(Data records for software interfaces)
>>>>

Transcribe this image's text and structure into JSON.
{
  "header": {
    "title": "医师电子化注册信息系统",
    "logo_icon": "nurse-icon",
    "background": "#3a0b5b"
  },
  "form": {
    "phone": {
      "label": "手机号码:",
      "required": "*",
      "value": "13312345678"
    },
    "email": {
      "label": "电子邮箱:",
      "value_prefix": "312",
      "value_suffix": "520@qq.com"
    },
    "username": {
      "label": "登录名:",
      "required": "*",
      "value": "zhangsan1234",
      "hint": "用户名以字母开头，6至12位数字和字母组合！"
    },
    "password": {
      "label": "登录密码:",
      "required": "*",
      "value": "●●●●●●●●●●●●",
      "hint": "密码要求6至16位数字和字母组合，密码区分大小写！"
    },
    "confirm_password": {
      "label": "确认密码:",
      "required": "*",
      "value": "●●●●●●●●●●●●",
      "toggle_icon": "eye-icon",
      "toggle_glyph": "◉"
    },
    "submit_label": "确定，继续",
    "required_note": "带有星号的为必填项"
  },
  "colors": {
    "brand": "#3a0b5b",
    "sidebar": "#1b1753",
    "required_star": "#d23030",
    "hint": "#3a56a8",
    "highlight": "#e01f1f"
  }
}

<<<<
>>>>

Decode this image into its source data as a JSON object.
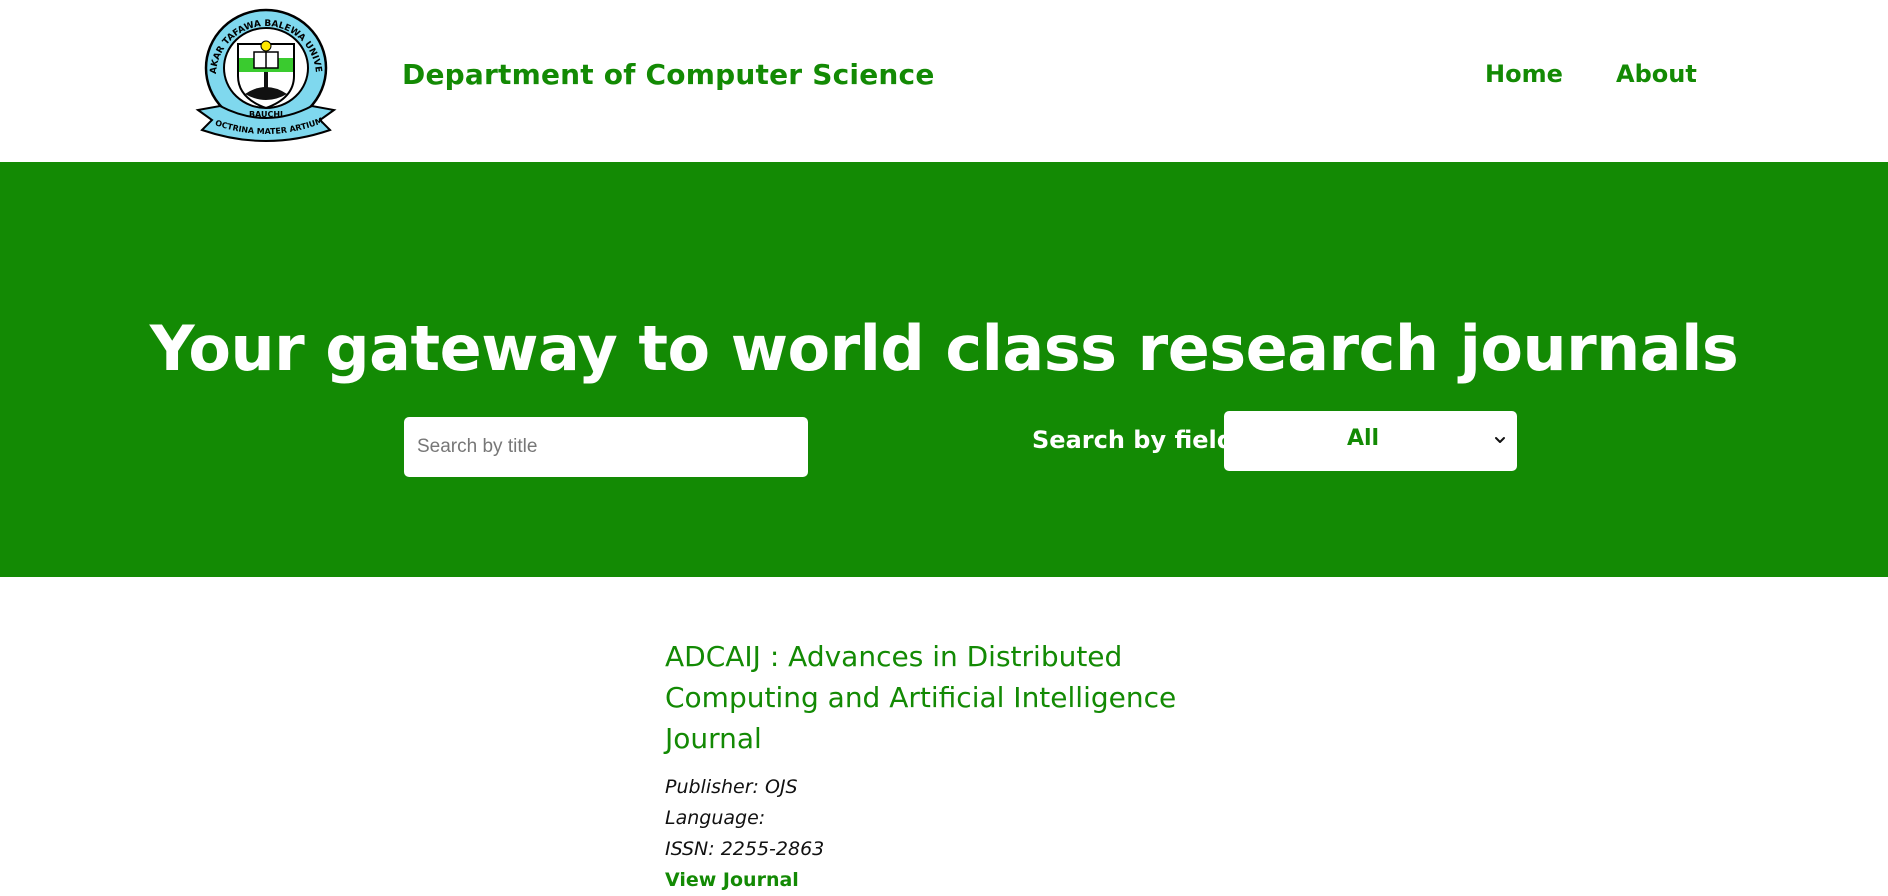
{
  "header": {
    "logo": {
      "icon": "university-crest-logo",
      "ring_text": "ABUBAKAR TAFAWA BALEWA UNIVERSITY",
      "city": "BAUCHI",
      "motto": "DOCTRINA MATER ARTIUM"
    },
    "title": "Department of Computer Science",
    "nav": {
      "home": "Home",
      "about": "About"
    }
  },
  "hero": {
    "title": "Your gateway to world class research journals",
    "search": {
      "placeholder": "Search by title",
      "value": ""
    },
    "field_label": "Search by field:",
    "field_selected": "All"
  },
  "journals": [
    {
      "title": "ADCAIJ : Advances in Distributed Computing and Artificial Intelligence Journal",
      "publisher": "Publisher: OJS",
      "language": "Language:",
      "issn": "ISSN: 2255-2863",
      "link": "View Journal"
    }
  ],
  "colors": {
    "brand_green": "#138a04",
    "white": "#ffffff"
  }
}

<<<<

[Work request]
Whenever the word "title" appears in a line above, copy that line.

[Written response]
    "title": "医师电子化注册信息系统",
    "title": "Department of Computer Science",
    "title": "Your gateway to world class research journals",
      "placeholder": "Search by title",
      "title": "ADCAIJ : Advances in Distributed Computing and Artificial Intelligence Journal",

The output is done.